Entries from a dataset of interfaces
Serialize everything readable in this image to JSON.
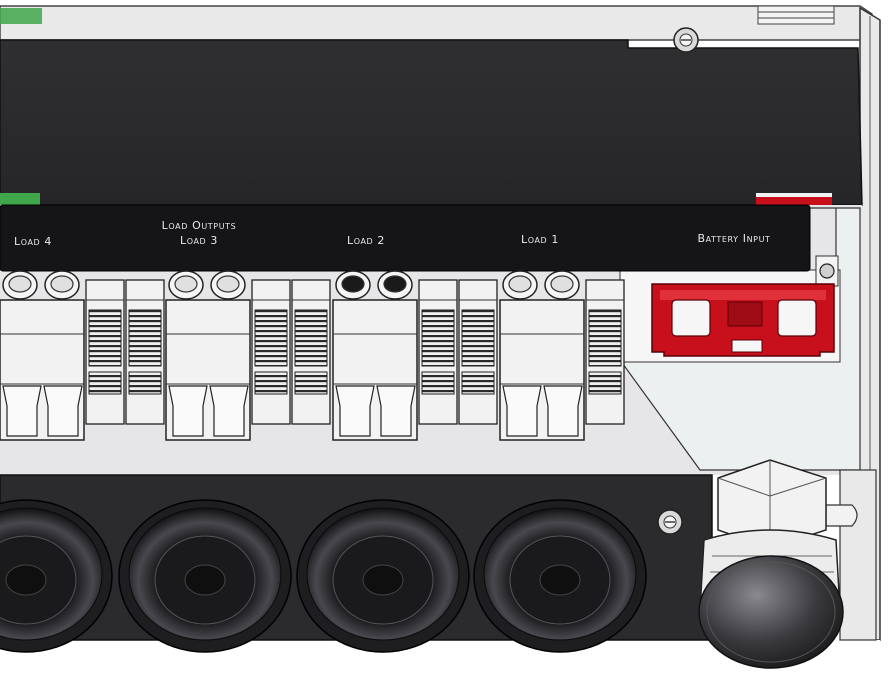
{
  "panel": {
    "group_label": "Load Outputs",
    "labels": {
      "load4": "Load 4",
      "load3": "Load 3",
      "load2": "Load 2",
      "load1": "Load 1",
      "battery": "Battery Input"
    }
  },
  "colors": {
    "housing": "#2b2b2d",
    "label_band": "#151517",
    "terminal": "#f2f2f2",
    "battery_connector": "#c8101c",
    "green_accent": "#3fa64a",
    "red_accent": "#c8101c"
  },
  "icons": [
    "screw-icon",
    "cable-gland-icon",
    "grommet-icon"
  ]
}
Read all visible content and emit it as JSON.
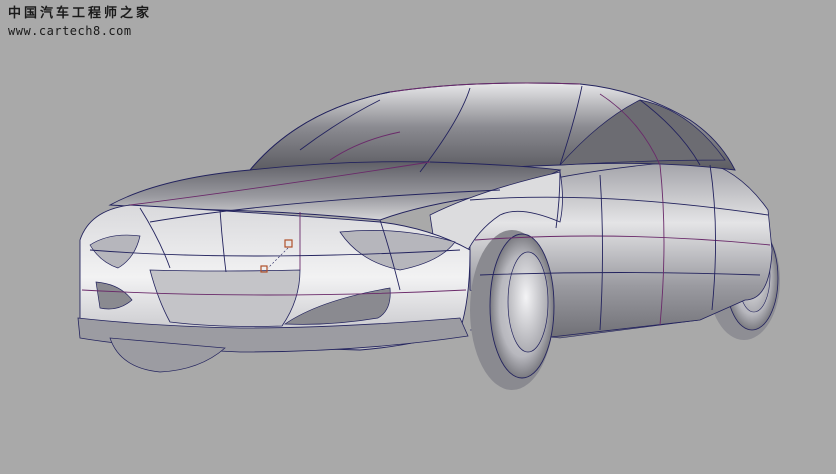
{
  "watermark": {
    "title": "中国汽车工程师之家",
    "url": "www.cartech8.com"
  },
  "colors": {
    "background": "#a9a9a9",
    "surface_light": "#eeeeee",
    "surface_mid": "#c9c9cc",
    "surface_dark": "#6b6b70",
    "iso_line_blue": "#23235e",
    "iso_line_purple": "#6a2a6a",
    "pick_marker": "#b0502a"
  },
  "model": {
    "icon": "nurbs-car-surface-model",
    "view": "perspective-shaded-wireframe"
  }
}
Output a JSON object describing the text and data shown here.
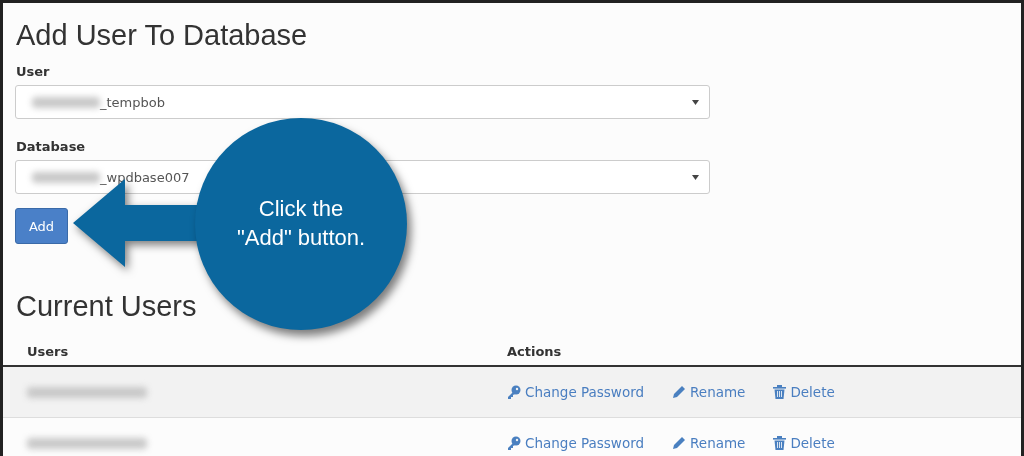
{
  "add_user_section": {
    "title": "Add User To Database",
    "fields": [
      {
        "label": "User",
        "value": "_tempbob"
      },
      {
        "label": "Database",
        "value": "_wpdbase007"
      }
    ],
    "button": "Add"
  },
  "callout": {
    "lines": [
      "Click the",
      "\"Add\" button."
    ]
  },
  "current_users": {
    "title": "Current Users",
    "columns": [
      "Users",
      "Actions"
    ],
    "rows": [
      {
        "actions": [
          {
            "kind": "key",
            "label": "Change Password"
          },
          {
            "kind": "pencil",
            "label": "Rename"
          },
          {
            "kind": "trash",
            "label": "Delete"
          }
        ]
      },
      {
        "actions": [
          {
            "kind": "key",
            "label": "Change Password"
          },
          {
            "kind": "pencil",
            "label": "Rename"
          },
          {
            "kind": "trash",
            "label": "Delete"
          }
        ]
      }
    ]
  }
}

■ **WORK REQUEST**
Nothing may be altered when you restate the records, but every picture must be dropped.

■ **RESPONSE TO THIS EXERCISE**
Serialize everything readable in this image to JSON.
{
  "panel": {
    "group_label": "Load Outputs",
    "labels": {
      "load4": "Load 4",
      "load3": "Load 3",
      "load2": "Load 2",
      "load1": "Load 1",
      "battery": "Battery Input"
    }
  },
  "colors": {
    "housing": "#2b2b2d",
    "label_band": "#151517",
    "terminal": "#f2f2f2",
    "battery_connector": "#c8101c",
    "green_accent": "#3fa64a",
    "red_accent": "#c8101c"
  },
  "icons": [
    "screw-icon",
    "cable-gland-icon",
    "grommet-icon"
  ]
}
Read all visible content and emit it as JSON.
{
  "watermark": {
    "title": "中国汽车工程师之家",
    "url": "www.cartech8.com"
  },
  "colors": {
    "background": "#a9a9a9",
    "surface_light": "#eeeeee",
    "surface_mid": "#c9c9cc",
    "surface_dark": "#6b6b70",
    "iso_line_blue": "#23235e",
    "iso_line_purple": "#6a2a6a",
    "pick_marker": "#b0502a"
  },
  "model": {
    "icon": "nurbs-car-surface-model",
    "view": "perspective-shaded-wireframe"
  }
}
Output a JSON object describing the text and data shown here.
{
  "add_user_section": {
    "title": "Add User To Database",
    "fields": [
      {
        "label": "User",
        "value": "_tempbob"
      },
      {
        "label": "Database",
        "value": "_wpdbase007"
      }
    ],
    "button": "Add"
  },
  "callout": {
    "lines": [
      "Click the",
      "\"Add\" button."
    ]
  },
  "current_users": {
    "title": "Current Users",
    "columns": [
      "Users",
      "Actions"
    ],
    "rows": [
      {
        "actions": [
          {
            "kind": "key",
            "label": "Change Password"
          },
          {
            "kind": "pencil",
            "label": "Rename"
          },
          {
            "kind": "trash",
            "label": "Delete"
          }
        ]
      },
      {
        "actions": [
          {
            "kind": "key",
            "label": "Change Password"
          },
          {
            "kind": "pencil",
            "label": "Rename"
          },
          {
            "kind": "trash",
            "label": "Delete"
          }
        ]
      }
    ]
  }
}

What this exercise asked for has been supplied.